» YOUR GOAL
Go through the entries below. Copy out every line that contains "zoom".

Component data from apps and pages
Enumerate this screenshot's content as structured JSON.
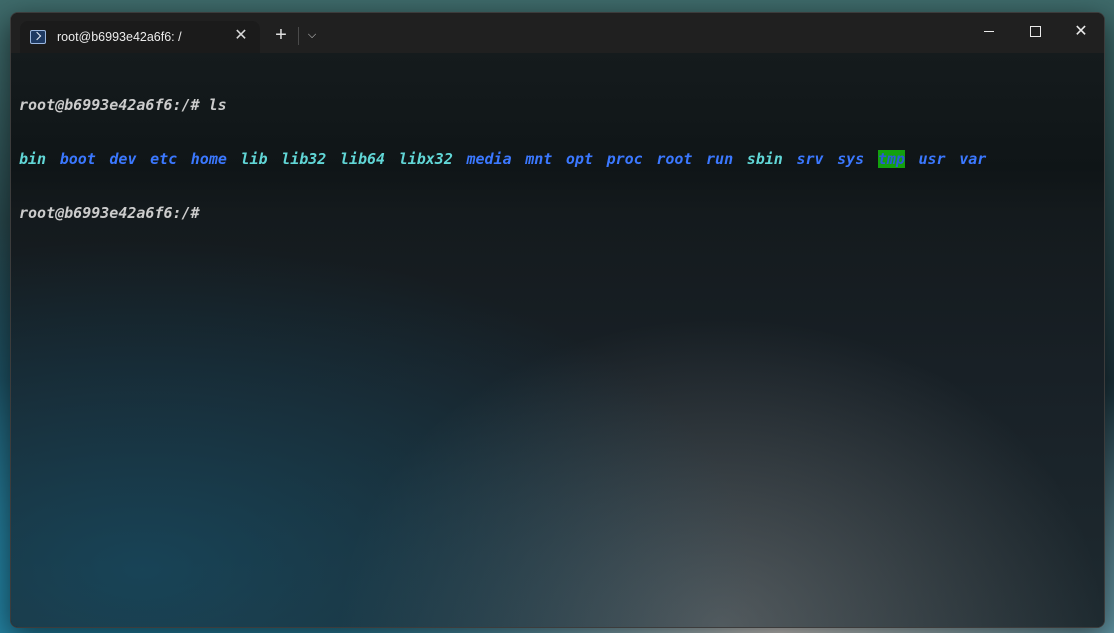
{
  "window": {
    "tab_title": "root@b6993e42a6f6: /",
    "close_tab_symbol": "✕",
    "new_tab_symbol": "+",
    "dropdown_symbol": "⌵",
    "controls": {
      "close_symbol": "✕"
    }
  },
  "terminal": {
    "prompt": "root@b6993e42a6f6:/# ",
    "command": "ls",
    "entries": [
      {
        "name": "bin",
        "color": "#61d6d6"
      },
      {
        "name": "boot",
        "color": "#3b78ff"
      },
      {
        "name": "dev",
        "color": "#3b78ff"
      },
      {
        "name": "etc",
        "color": "#3b78ff"
      },
      {
        "name": "home",
        "color": "#3b78ff"
      },
      {
        "name": "lib",
        "color": "#61d6d6"
      },
      {
        "name": "lib32",
        "color": "#61d6d6"
      },
      {
        "name": "lib64",
        "color": "#61d6d6"
      },
      {
        "name": "libx32",
        "color": "#61d6d6"
      },
      {
        "name": "media",
        "color": "#3b78ff"
      },
      {
        "name": "mnt",
        "color": "#3b78ff"
      },
      {
        "name": "opt",
        "color": "#3b78ff"
      },
      {
        "name": "proc",
        "color": "#3b78ff"
      },
      {
        "name": "root",
        "color": "#3b78ff"
      },
      {
        "name": "run",
        "color": "#3b78ff"
      },
      {
        "name": "sbin",
        "color": "#61d6d6"
      },
      {
        "name": "srv",
        "color": "#3b78ff"
      },
      {
        "name": "sys",
        "color": "#3b78ff"
      },
      {
        "name": "tmp",
        "color": "#2b5bd6",
        "highlight": "#13a10e"
      },
      {
        "name": "usr",
        "color": "#3b78ff"
      },
      {
        "name": "var",
        "color": "#3b78ff"
      }
    ],
    "prompt2": "root@b6993e42a6f6:/#"
  }
}
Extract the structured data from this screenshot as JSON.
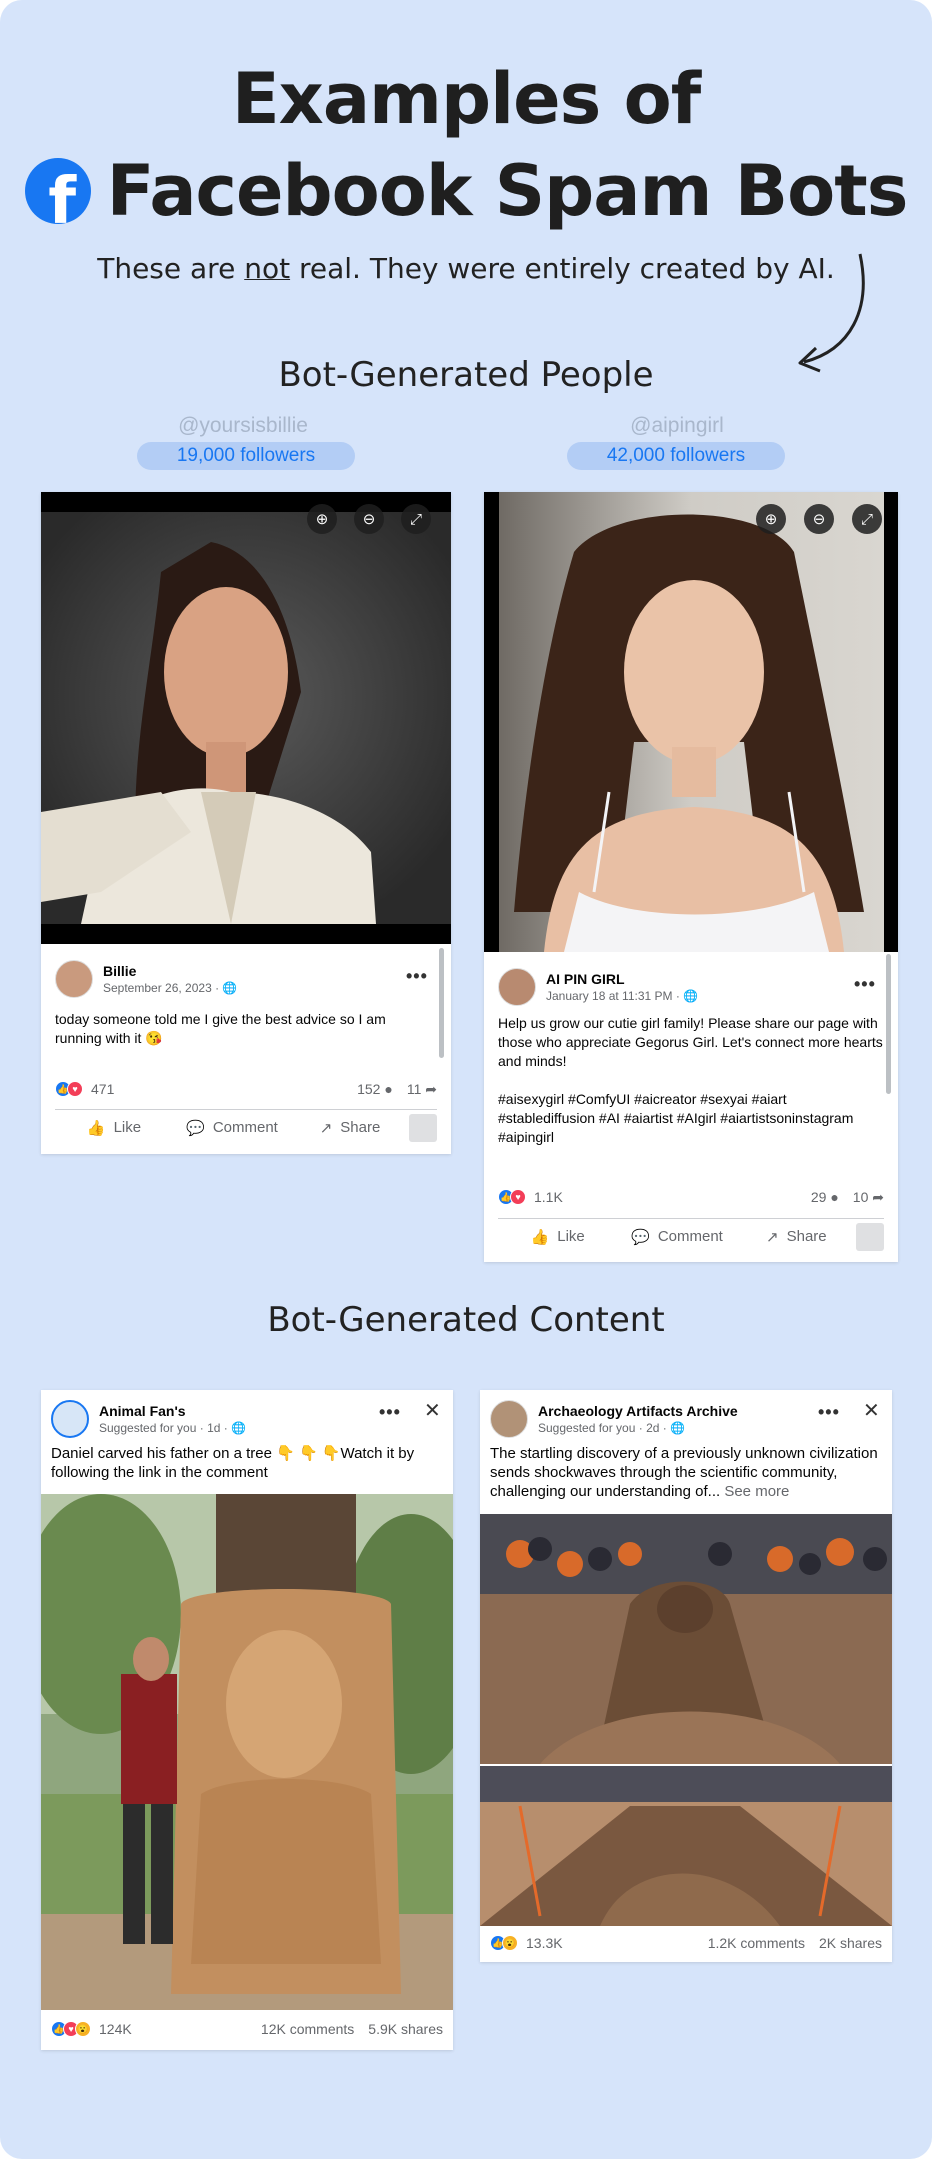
{
  "header": {
    "title_line1": "Examples of",
    "title_line2": "Facebook Spam Bots",
    "logo_letter": "f",
    "subtitle_pre": "These are ",
    "subtitle_underlined": "not",
    "subtitle_post": " real. They were entirely created by AI."
  },
  "sections": {
    "people_title": "Bot-Generated People",
    "content_title": "Bot-Generated Content"
  },
  "people": [
    {
      "handle": "@yoursisbillie",
      "followers_count": "19,000",
      "followers_label": " followers",
      "name": "Billie",
      "date": "September 26, 2023 · ",
      "text": "today someone told me I give the best advice so I am running with it 😘",
      "reactions": "471",
      "comments": "152",
      "shares": "11",
      "like_label": "Like",
      "comment_label": "Comment",
      "share_label": "Share"
    },
    {
      "handle": "@aipingirl",
      "followers_count": "42,000",
      "followers_label": " followers",
      "name": "AI PIN GIRL",
      "date": "January 18 at 11:31 PM · ",
      "text": "Help us grow our cutie girl family! Please share our page with those who appreciate Gegorus Girl. Let's connect more hearts and minds!\n\n#aisexygirl #ComfyUI #aicreator #sexyai #aiart #stablediffusion #AI #aiartist #AIgirl #aiartistsoninstagram #aipingirl",
      "reactions": "1.1K",
      "comments": "29",
      "shares": "10",
      "like_label": "Like",
      "comment_label": "Comment",
      "share_label": "Share"
    }
  ],
  "content_posts": [
    {
      "name": "Animal Fan's",
      "suggested": "Suggested for you · 1d · ",
      "text": "Daniel carved his father on a tree 👇 👇 👇Watch it by following the link in the comment",
      "reactions": "124K",
      "comments": "12K comments",
      "shares": "5.9K shares"
    },
    {
      "name": "Archaeology Artifacts Archive",
      "suggested": "Suggested for you · 2d · ",
      "text": "The startling discovery of a previously unknown civilization sends shockwaves through the scientific community, challenging our understanding of...",
      "see_more": " See more",
      "reactions": "13.3K",
      "comments": "1.2K comments",
      "shares": "2K shares"
    }
  ],
  "icons": {
    "zoom_in": "zoom-in-icon",
    "zoom_out": "zoom-out-icon",
    "expand": "expand-icon",
    "globe": "globe-icon",
    "more": "more-icon",
    "close": "close-icon"
  },
  "colors": {
    "background": "#d6e4fa",
    "facebook_blue": "#1877f2",
    "followers_pill": "#b3cdf5"
  }
}
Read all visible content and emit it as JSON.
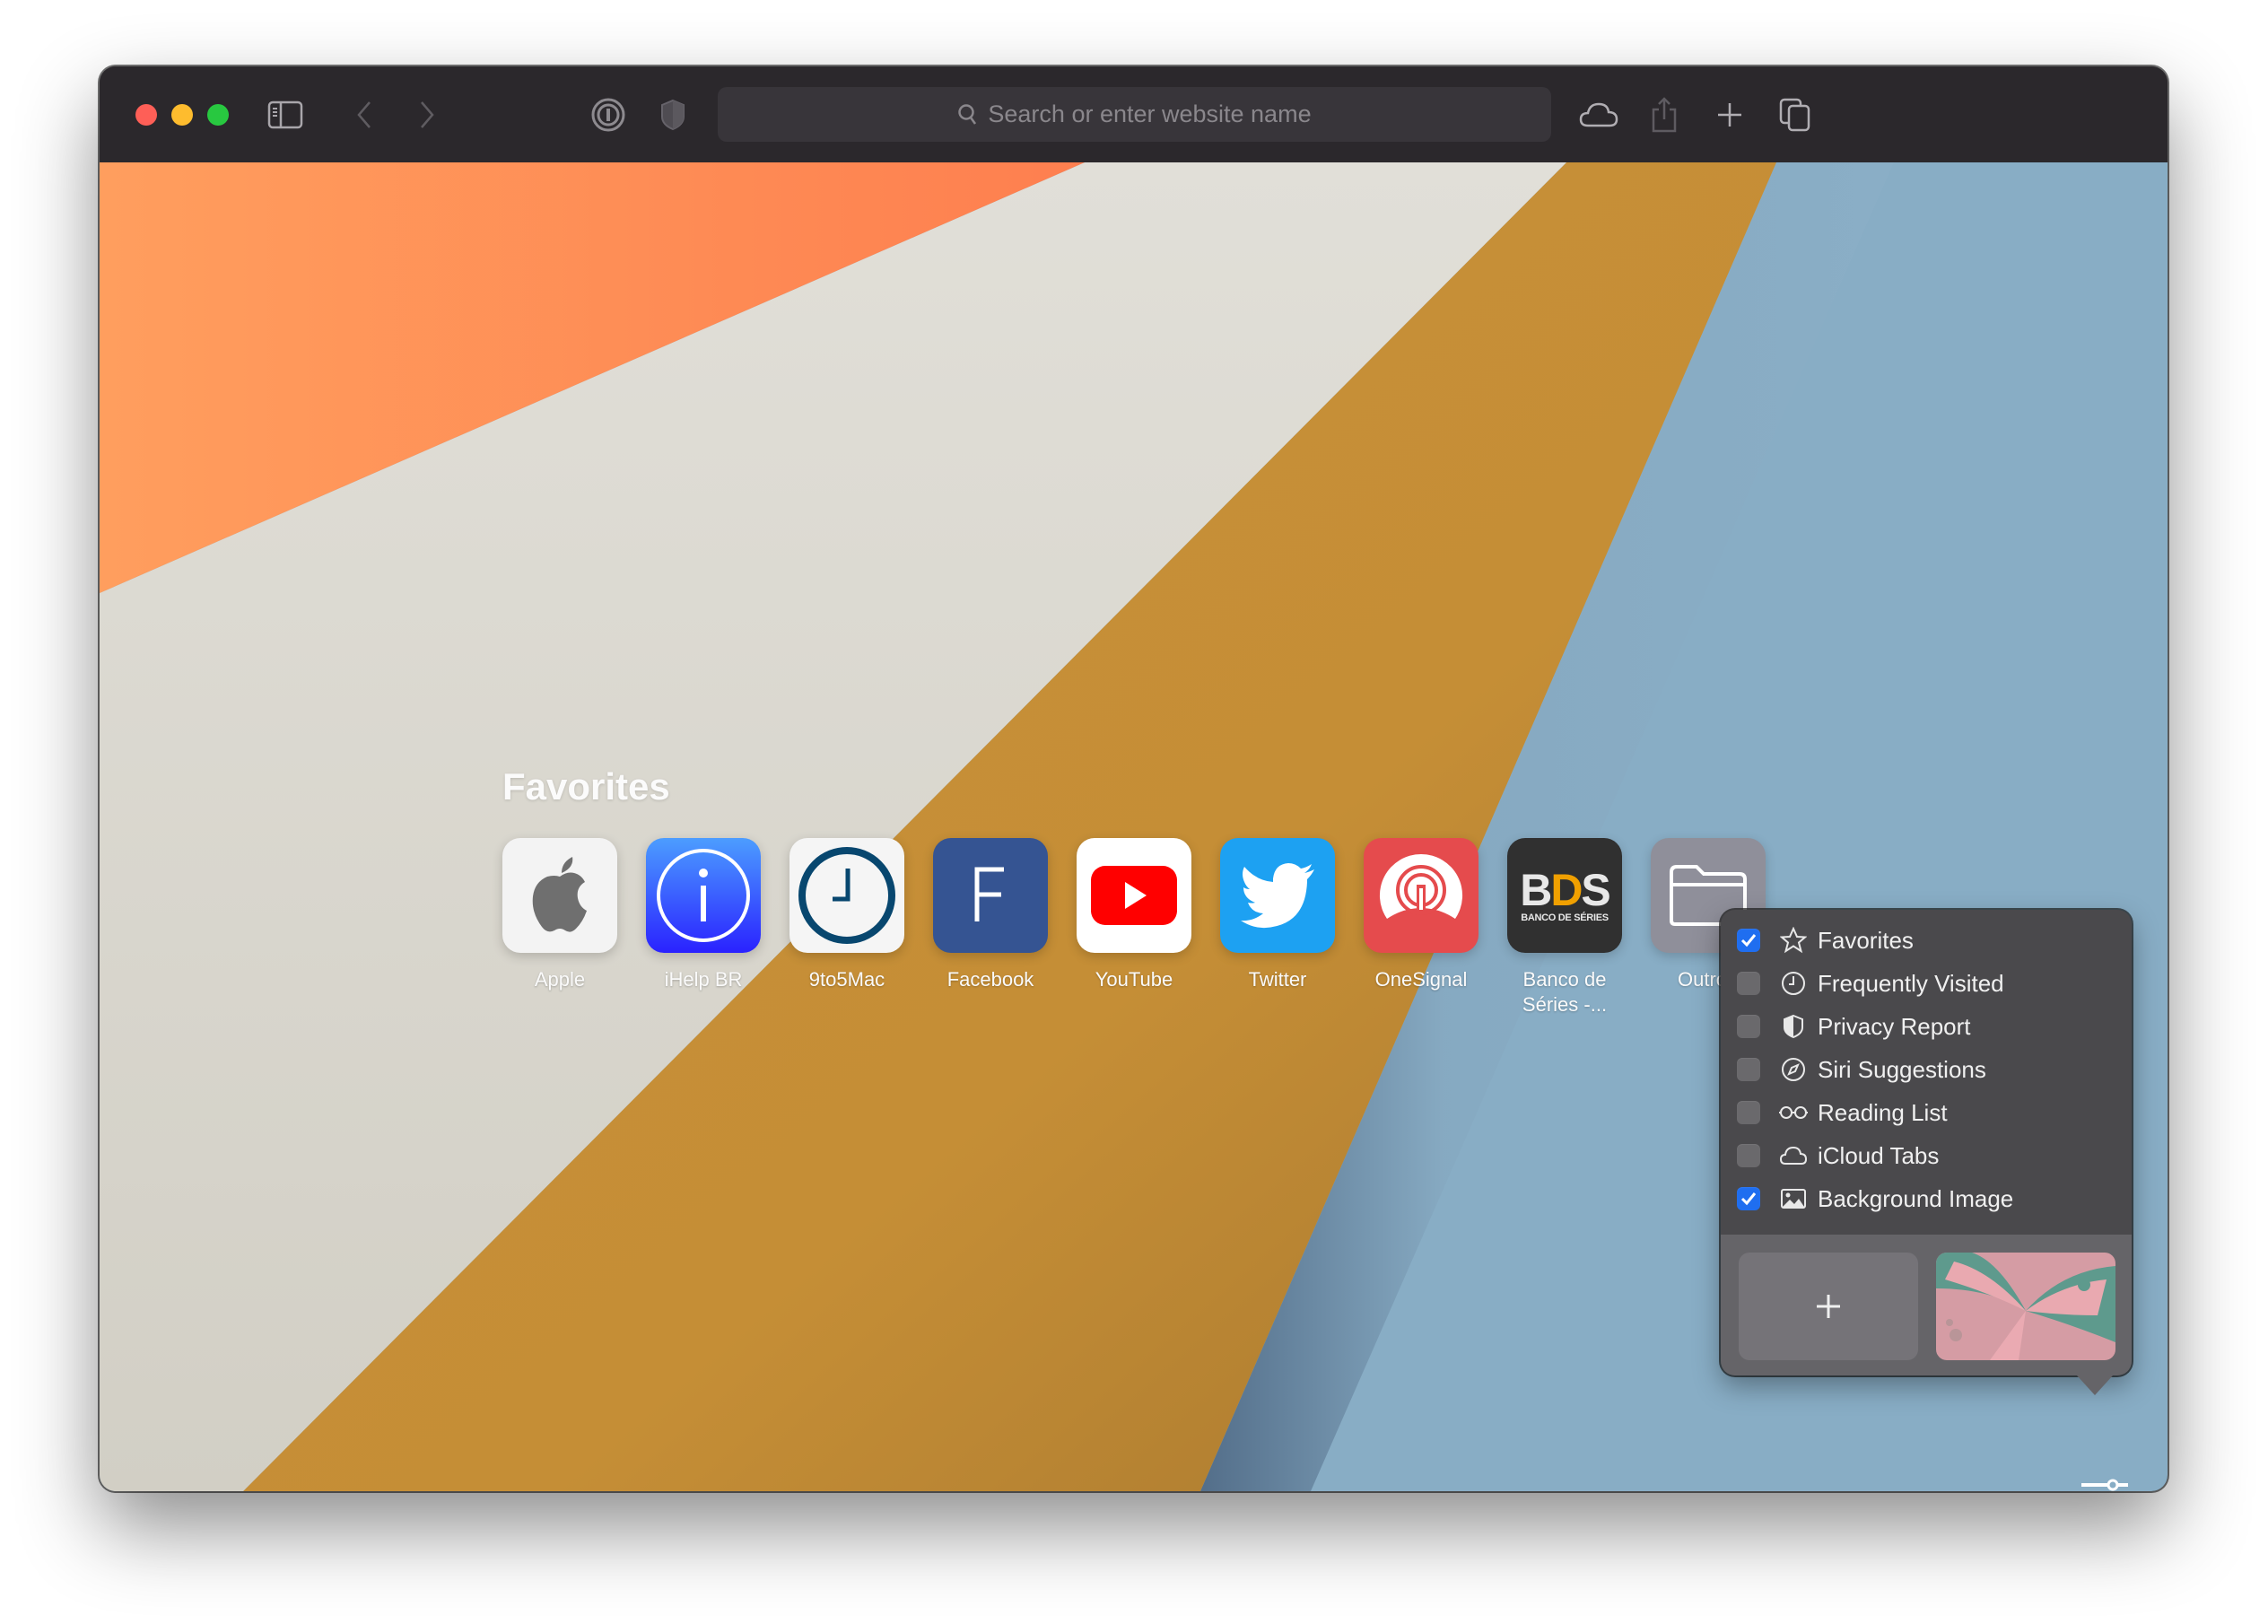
{
  "toolbar": {
    "traffic_lights": [
      "close",
      "minimize",
      "zoom"
    ],
    "sidebar_icon": "sidebar-icon",
    "back_icon": "chevron-left-icon",
    "forward_icon": "chevron-right-icon",
    "password_icon": "1password-icon",
    "privacy_icon": "shield-icon",
    "address_placeholder": "Search or enter website name",
    "icloud_icon": "cloud-icon",
    "share_icon": "share-icon",
    "new_tab_icon": "plus-icon",
    "tabs_overview_icon": "tabs-overview-icon"
  },
  "favorites": {
    "title": "Favorites",
    "items": [
      {
        "label": "Apple",
        "icon": "apple-logo-icon",
        "bg": "#f3f3f3"
      },
      {
        "label": "iHelp BR",
        "icon": "info-icon",
        "bg": "#3b6cff"
      },
      {
        "label": "9to5Mac",
        "icon": "clock-icon",
        "bg": "#f5f5f5"
      },
      {
        "label": "Facebook",
        "icon": "letter-f-icon",
        "bg": "#355492"
      },
      {
        "label": "YouTube",
        "icon": "youtube-play-icon",
        "bg": "#ffffff"
      },
      {
        "label": "Twitter",
        "icon": "twitter-bird-icon",
        "bg": "#1da1f2"
      },
      {
        "label": "OneSignal",
        "icon": "onesignal-icon",
        "bg": "#e54b4d"
      },
      {
        "label": "Banco de Séries -...",
        "label_line1": "Banco de",
        "label_line2": "Séries -...",
        "icon": "bds-logo-icon",
        "bg": "#303030",
        "logo_text": "BDS",
        "logo_sub": "BANCO DE SÉRIES"
      },
      {
        "label": "Outros",
        "label_visible": "Outro",
        "icon": "folder-icon",
        "bg": "#8f8f9a"
      }
    ]
  },
  "customize_menu": {
    "items": [
      {
        "label": "Favorites",
        "icon": "star-icon",
        "checked": true
      },
      {
        "label": "Frequently Visited",
        "icon": "clock-icon",
        "checked": false
      },
      {
        "label": "Privacy Report",
        "icon": "shield-icon",
        "checked": false
      },
      {
        "label": "Siri Suggestions",
        "icon": "compass-icon",
        "checked": false
      },
      {
        "label": "Reading List",
        "icon": "glasses-icon",
        "checked": false
      },
      {
        "label": "iCloud Tabs",
        "icon": "cloud-icon",
        "checked": false
      },
      {
        "label": "Background Image",
        "icon": "photo-icon",
        "checked": true
      }
    ],
    "add_background_icon": "plus-icon",
    "thumbnail": "butterfly-wallpaper-thumbnail"
  },
  "customize_button_icon": "sliders-icon",
  "colors": {
    "toolbar": "#2b282c",
    "checkbox_on": "#1f6ef0",
    "bg_orange": "#fe8a55",
    "bg_cream": "#dddbd4",
    "bg_gold": "#c48f36",
    "bg_blue": "#88adc5"
  }
}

» EXERCISE ANSWER
    "zoom_in": "zoom-in-icon",
    "zoom_out": "zoom-out-icon",
      "zoom"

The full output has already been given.